▶ EXERCISE DIRECTIONS: Restate the entries below exactly, and keep all images out of the answer.

▶ DATA SHOWN:
◇ ◇ ◇
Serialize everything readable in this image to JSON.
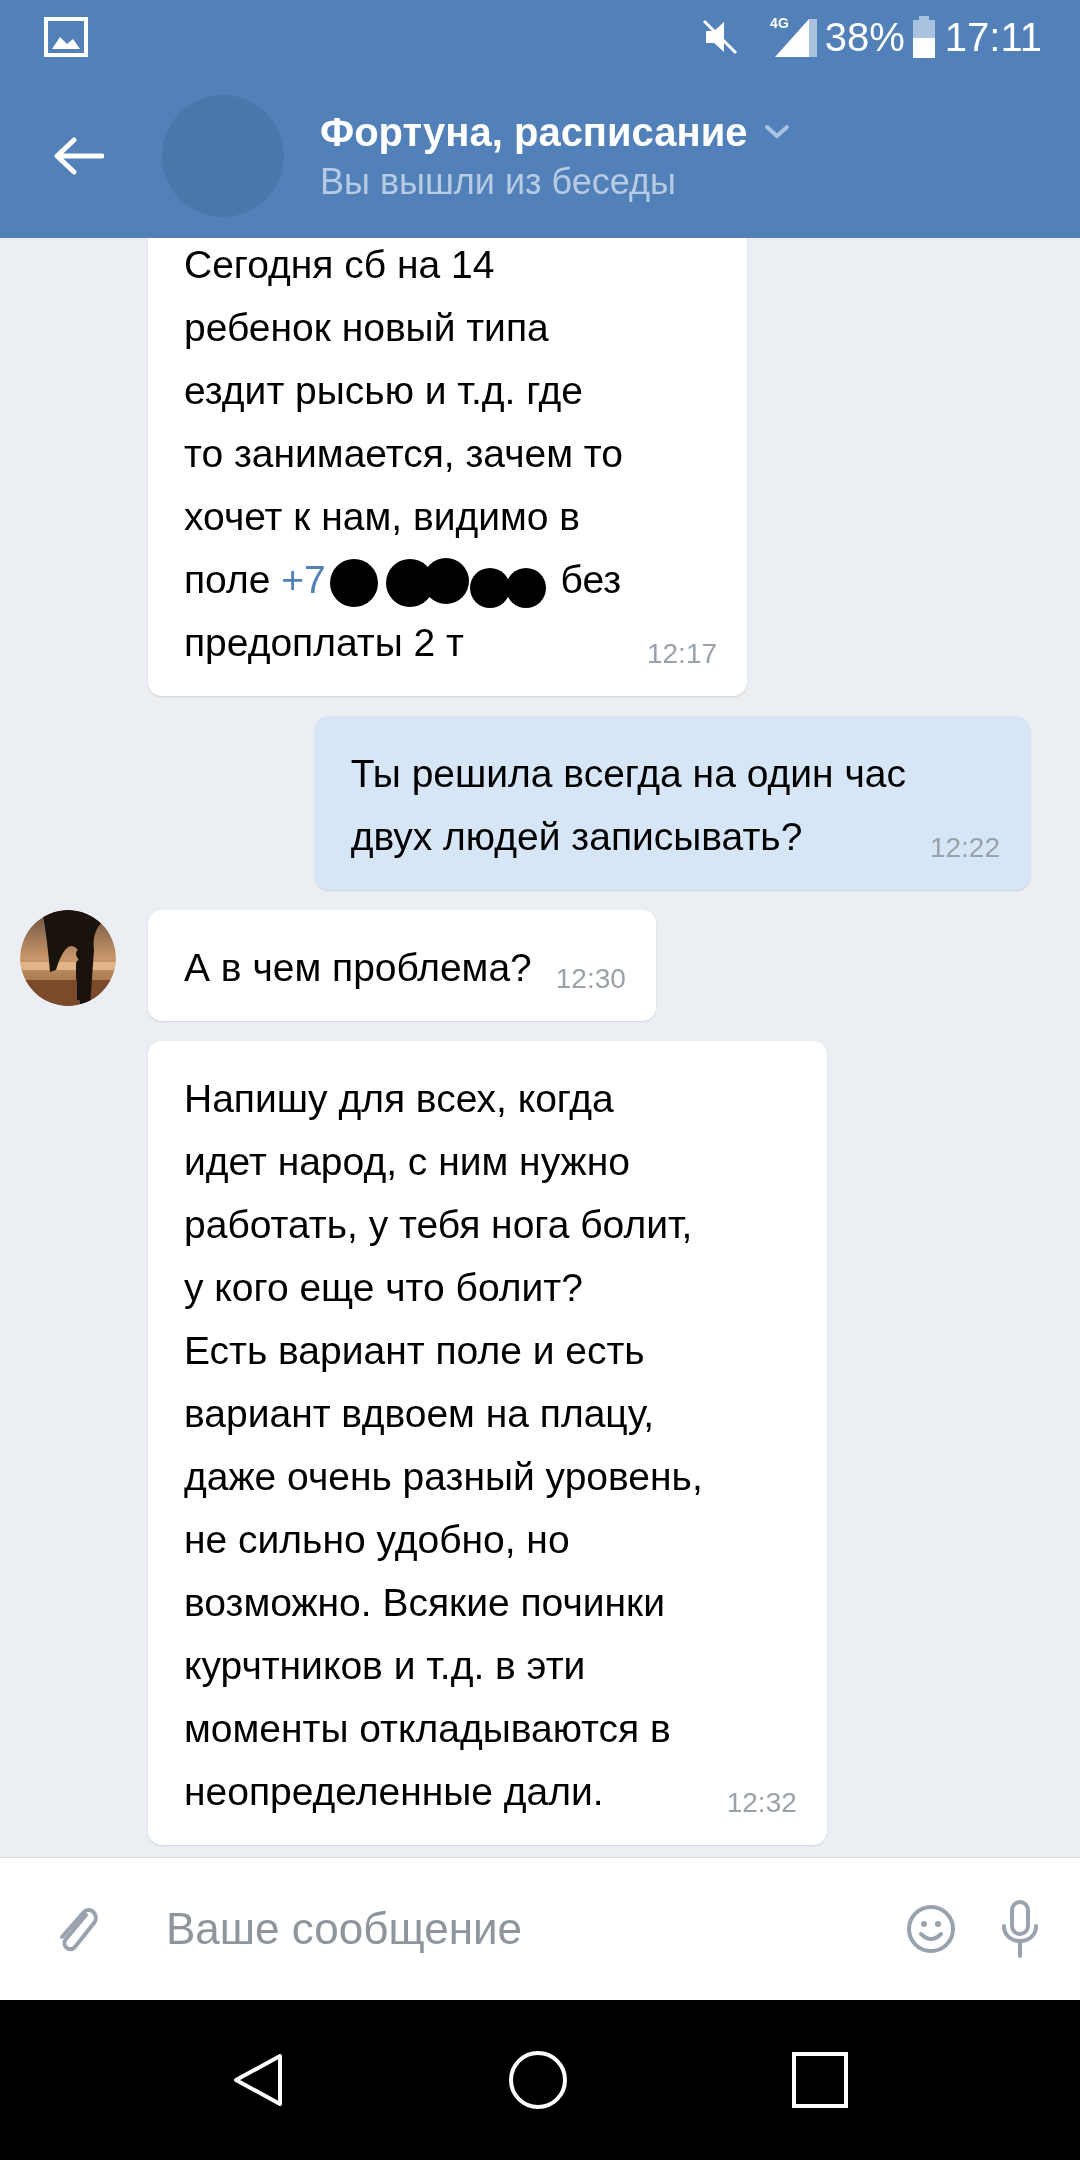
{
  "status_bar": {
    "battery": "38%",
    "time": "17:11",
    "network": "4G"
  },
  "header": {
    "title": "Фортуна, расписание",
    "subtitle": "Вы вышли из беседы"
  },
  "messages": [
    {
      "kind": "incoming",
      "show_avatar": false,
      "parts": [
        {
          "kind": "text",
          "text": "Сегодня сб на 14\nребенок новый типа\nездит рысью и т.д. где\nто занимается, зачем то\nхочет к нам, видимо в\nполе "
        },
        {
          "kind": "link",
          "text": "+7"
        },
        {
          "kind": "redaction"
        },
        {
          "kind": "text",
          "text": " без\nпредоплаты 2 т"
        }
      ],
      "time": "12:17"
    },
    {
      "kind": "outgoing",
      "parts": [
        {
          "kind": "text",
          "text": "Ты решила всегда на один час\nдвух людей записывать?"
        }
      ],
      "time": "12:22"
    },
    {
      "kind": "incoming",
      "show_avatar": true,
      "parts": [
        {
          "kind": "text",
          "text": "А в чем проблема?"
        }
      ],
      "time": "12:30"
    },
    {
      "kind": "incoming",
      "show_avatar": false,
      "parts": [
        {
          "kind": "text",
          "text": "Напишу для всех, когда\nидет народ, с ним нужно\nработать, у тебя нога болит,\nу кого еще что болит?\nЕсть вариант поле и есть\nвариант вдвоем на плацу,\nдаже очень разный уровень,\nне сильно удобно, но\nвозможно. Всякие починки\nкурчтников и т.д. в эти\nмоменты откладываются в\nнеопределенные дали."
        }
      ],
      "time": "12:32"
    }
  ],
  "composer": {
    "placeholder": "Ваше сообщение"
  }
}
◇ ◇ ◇
▶ SOLUTION FOR THIS TASK:
Serialize everything readable in this image to JSON.
{
  "status_bar": {
    "battery": "38%",
    "time": "17:11",
    "network": "4G"
  },
  "header": {
    "title": "Фортуна, расписание",
    "subtitle": "Вы вышли из беседы"
  },
  "messages": [
    {
      "kind": "incoming",
      "show_avatar": false,
      "parts": [
        {
          "kind": "text",
          "text": "Сегодня сб на 14\nребенок новый типа\nездит рысью и т.д. где\nто занимается, зачем то\nхочет к нам, видимо в\nполе "
        },
        {
          "kind": "link",
          "text": "+7"
        },
        {
          "kind": "redaction"
        },
        {
          "kind": "text",
          "text": " без\nпредоплаты 2 т"
        }
      ],
      "time": "12:17"
    },
    {
      "kind": "outgoing",
      "parts": [
        {
          "kind": "text",
          "text": "Ты решила всегда на один час\nдвух людей записывать?"
        }
      ],
      "time": "12:22"
    },
    {
      "kind": "incoming",
      "show_avatar": true,
      "parts": [
        {
          "kind": "text",
          "text": "А в чем проблема?"
        }
      ],
      "time": "12:30"
    },
    {
      "kind": "incoming",
      "show_avatar": false,
      "parts": [
        {
          "kind": "text",
          "text": "Напишу для всех, когда\nидет народ, с ним нужно\nработать, у тебя нога болит,\nу кого еще что болит?\nЕсть вариант поле и есть\nвариант вдвоем на плацу,\nдаже очень разный уровень,\nне сильно удобно, но\nвозможно. Всякие починки\nкурчтников и т.д. в эти\nмоменты откладываются в\nнеопределенные дали."
        }
      ],
      "time": "12:32"
    }
  ],
  "composer": {
    "placeholder": "Ваше сообщение"
  }
}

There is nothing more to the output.